“The survey results demonstrate that even as consumers research health-related information online, they seek trusted resources for that information – their physician, or a fellow patient,” said Gil Bashe, Executive Vice President and Practice Director, Makovsky Health. “Healthcare providers and patient advocates serve an increasingly key role in guiding consumers to credible information and community support that can benefit their care. Our job as communicators remains connecting patients in need with the information and resources that advance their well-being.”
Interestingly, the Accountable Care Act is rarely researched by patients; the survey found 33 percent had spent less than an hour researching the ACA and 32 percent had never researched healthcare reform. “These information-seeking patterns could suggest an increased pressure for healthcare companies to get it right during this critical countdown to the launch of the health insurance marketplace. The test of success for these companies will be the ability to simplify complex information for the millions of insurance-naïve, confused and anxious consumers entering the changing system,” said Tom Bernthal, CEO, Kelton.
Drug Information Online quotes Lindsey Thompson, group VP, Makovsky Health, as saying “This is the third year we’ve been doing this survey. As an industry, we’re in a really exciting time, with consumers having increased access to information and technology bringing patients and physicians more closely connected beyond the point-of-care. The real motivating factor for this survey is to better serve our clients and inform our engagement strategies to what will have the most impact and educational influence.”
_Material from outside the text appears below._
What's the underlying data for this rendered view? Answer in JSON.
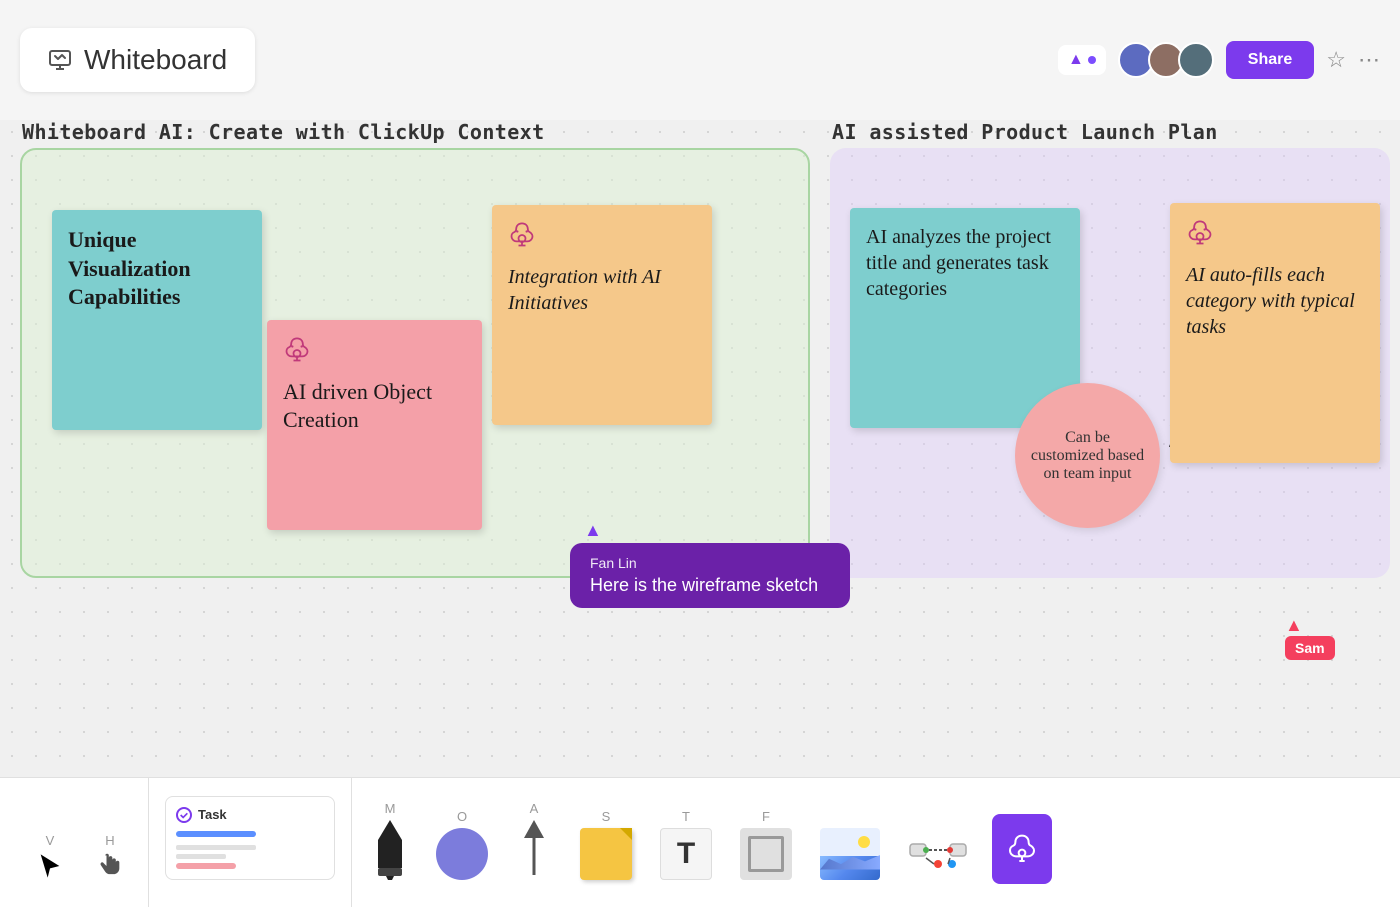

Health economist Jane Sarasohn-Kahn, summing up the survey’s findings her Health Populi blog writes, “It’s a matter of scale and reach: with patients already in (do it yourself) health mode - that is, health care self-service - doctors can help patients optimize self-care through extending their touch and reach through technology platforms and tools that patients are already using - apart from their physicians.”
Click HERE for the Makovsky Health Infographic